For those of us who have worn the uniform or have some personal association with the military, Memorial Day is a time to reflect and remember our brothers and sisters who made the ultimate sacrifice. But for some Americans, Memorial Day means throwing something on the grill and taking time off work. It’s no wonder that some people who view this day of remembrance as just another holiday go around and wish us “Happy Memorial Day.”
I know … I cringed as I typed what I will call for the rest of this article “those three words.” But here’s the thing: People really do mean well when they say that. They just don’t understand. So what do you do in that moment? Do you yell and scream at the person? Do you call them stupid? Do you walk off in frustration? Sure, you can do all of that. But what good does an aggressive reaction do?
How to Respond When Someone Says, "Happy Memorial Day."
Over the years, I’ve had a few family and friends who think Memorial Day is an offshoot of Veterans Day and really don’t mean any harm when they say “those three words.” I honestly can’t remember how I’ve responded in the past. Maybe I just thanked them and changed the subject, or maybe I just laughed it off. Regardless, I’ve decided this year and going forward, I would use those instances as a teachable moment and I advise other veterans to do the same. The key is to do this in a way that isn’t condescending or rude, but to just educate the person in a meaningful yet long-lasting manner, especially if you have personally experienced this type of loss.
If you have actually lost people in service, this would be the perfect time to bring one of them up. It can be as simple as saying, “I really appreciate the gesture, but today isn’t about me. It’s about those who didn’t make it home, including my buddy ________. I ask that you just think about him or her today.” If you don’t have firsthand experience with the loss of a fellow service member, simply tell the person to remember all of the fallen.

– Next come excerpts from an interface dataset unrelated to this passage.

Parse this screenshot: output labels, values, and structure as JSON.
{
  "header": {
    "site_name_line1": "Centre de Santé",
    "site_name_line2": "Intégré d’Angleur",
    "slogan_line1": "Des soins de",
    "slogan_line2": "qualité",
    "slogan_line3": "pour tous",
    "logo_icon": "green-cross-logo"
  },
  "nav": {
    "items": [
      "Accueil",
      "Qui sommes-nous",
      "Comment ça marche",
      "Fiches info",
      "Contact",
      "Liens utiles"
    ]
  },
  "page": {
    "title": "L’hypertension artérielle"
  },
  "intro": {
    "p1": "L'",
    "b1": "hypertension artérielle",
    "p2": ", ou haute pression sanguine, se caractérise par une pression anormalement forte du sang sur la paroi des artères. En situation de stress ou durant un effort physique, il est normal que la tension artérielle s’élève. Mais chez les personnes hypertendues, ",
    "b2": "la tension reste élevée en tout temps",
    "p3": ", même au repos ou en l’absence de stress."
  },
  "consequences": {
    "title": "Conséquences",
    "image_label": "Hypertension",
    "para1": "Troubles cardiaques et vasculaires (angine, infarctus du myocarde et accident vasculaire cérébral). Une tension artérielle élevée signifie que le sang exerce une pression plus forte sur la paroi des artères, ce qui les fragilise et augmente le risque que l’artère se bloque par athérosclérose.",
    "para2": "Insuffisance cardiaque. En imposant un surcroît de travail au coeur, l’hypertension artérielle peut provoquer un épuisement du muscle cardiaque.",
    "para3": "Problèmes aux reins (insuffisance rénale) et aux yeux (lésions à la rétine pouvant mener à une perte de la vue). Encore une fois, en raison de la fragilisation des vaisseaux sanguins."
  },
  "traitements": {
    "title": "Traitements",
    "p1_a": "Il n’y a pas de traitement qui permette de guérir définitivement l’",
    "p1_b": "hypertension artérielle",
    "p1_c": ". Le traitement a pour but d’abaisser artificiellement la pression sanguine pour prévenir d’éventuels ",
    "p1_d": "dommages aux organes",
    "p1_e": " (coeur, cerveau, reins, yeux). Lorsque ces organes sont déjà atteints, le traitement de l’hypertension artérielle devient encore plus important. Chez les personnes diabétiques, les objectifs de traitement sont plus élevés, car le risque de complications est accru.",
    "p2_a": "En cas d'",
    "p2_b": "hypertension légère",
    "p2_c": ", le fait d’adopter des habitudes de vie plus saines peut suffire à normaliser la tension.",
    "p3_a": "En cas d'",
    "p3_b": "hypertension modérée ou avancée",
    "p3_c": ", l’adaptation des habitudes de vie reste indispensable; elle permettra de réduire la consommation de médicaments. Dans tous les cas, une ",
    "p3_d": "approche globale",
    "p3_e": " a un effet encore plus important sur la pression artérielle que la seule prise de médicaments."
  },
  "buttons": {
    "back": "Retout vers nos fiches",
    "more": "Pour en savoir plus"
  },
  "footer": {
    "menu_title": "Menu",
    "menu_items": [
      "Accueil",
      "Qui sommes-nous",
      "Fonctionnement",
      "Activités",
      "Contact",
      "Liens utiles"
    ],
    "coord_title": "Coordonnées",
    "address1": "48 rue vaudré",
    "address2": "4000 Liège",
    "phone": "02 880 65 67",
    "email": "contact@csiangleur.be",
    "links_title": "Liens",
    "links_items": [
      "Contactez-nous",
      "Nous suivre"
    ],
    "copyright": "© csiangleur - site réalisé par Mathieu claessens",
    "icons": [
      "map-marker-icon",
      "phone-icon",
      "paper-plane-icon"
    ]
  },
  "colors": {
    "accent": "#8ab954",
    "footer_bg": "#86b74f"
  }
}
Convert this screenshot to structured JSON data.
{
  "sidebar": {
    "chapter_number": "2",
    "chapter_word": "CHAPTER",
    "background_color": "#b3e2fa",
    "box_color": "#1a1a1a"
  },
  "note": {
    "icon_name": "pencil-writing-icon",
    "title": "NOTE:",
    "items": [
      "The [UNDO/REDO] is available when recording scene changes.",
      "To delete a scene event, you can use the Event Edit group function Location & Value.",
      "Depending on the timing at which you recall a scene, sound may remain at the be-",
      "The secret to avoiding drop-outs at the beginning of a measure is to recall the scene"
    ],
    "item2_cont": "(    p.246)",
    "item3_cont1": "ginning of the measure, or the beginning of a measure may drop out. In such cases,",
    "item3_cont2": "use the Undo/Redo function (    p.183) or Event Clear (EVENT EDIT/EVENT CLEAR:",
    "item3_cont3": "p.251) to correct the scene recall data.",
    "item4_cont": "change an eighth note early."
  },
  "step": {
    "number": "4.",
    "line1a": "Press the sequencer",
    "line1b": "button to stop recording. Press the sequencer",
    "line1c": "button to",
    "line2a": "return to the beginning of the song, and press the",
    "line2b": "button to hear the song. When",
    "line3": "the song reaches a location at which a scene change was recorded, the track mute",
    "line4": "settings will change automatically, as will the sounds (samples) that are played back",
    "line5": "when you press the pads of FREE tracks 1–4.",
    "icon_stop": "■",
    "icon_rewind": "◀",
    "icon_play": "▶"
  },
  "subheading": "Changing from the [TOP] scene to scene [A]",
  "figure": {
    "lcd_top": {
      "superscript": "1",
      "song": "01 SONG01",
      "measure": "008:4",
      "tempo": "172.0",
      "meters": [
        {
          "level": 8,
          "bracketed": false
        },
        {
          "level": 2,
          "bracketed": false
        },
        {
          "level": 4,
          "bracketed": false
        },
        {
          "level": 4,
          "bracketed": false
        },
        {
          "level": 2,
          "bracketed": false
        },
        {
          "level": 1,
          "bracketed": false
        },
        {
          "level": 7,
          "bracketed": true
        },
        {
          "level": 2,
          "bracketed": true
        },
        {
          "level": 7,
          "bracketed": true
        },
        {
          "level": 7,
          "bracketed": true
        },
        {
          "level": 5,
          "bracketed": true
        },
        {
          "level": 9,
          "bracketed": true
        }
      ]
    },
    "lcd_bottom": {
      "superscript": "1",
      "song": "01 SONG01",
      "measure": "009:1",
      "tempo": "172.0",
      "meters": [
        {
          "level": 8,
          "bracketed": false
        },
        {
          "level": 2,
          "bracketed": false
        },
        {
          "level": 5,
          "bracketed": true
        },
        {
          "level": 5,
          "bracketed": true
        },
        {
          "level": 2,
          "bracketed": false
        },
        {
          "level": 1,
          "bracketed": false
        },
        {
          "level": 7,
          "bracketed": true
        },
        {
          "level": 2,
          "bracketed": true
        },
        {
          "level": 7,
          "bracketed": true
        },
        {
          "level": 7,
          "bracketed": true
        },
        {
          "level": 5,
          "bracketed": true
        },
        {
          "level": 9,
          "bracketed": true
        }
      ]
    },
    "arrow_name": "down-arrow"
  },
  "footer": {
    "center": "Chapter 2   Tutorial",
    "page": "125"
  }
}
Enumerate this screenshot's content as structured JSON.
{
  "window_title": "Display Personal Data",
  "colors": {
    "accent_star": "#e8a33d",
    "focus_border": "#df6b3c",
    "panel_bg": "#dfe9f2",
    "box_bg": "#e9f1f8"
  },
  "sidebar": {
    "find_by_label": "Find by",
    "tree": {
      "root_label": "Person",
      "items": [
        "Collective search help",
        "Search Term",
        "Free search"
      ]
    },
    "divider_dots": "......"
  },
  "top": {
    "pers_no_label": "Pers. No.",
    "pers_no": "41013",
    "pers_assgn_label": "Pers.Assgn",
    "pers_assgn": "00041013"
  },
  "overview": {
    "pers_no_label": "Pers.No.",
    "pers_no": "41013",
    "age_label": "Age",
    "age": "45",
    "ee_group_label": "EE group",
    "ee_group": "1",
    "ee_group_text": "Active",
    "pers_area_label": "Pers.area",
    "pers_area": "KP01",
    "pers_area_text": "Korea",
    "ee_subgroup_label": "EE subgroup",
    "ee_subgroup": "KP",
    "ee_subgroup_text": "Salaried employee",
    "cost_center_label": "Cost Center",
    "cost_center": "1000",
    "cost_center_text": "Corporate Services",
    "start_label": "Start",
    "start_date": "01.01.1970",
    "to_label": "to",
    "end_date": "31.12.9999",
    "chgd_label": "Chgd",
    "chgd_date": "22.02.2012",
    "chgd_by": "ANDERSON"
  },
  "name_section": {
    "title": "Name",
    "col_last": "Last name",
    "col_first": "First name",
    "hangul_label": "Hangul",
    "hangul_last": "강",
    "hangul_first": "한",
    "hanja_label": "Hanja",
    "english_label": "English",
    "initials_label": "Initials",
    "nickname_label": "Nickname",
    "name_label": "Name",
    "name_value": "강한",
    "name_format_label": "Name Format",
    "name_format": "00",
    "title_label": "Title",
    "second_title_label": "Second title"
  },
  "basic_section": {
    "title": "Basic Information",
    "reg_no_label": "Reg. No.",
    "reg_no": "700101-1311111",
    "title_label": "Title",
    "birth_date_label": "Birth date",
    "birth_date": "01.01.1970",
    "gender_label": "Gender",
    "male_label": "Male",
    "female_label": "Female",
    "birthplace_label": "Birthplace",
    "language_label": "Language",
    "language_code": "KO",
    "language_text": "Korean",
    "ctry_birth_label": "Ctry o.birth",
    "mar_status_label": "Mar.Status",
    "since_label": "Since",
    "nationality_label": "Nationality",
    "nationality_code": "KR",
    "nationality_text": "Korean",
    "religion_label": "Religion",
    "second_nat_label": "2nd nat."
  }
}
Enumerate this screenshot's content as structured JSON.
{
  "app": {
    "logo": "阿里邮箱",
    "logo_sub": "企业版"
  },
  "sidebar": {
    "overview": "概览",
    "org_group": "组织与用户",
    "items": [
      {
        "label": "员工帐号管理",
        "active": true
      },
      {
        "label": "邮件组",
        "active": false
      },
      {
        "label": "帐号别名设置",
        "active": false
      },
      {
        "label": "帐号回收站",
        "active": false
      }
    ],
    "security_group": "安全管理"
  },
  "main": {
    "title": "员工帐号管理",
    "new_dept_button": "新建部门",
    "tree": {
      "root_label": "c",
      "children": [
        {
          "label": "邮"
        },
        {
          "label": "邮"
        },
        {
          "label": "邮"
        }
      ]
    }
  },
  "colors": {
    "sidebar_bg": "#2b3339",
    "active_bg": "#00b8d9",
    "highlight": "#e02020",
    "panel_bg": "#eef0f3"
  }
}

Ultimately, getting upset about a misplaced but otherwise genuine gesture makes Memorial Day about you when it should be about our fallen comrades. So my approach when someone says “those three words” will be to take the attention off of me and tell them to think about Spc. Hernaldo Beltran or Spc. Ian Patrick Morgan, two soldiers with whom I served in the 56th Signal Battalion at Fort Sam Houston, Texas. Two soldiers gone way too soon but are not forgotten.
Remember You are Not Alone: Call the Veteran Crisis Line
If Memorial Day is a particularly tough time for you, remember you are not alone. If you need someone to talk to, reach out to the Veterans Crisis Line. The service is free, confidential, and available 24/7. You don’t have to be enrolled in VA Health Care to use the service. You can call the line by dialing 1-800-273-8255, then press 1. You can also send a text to 838255 or visit veteranscrisisline.net.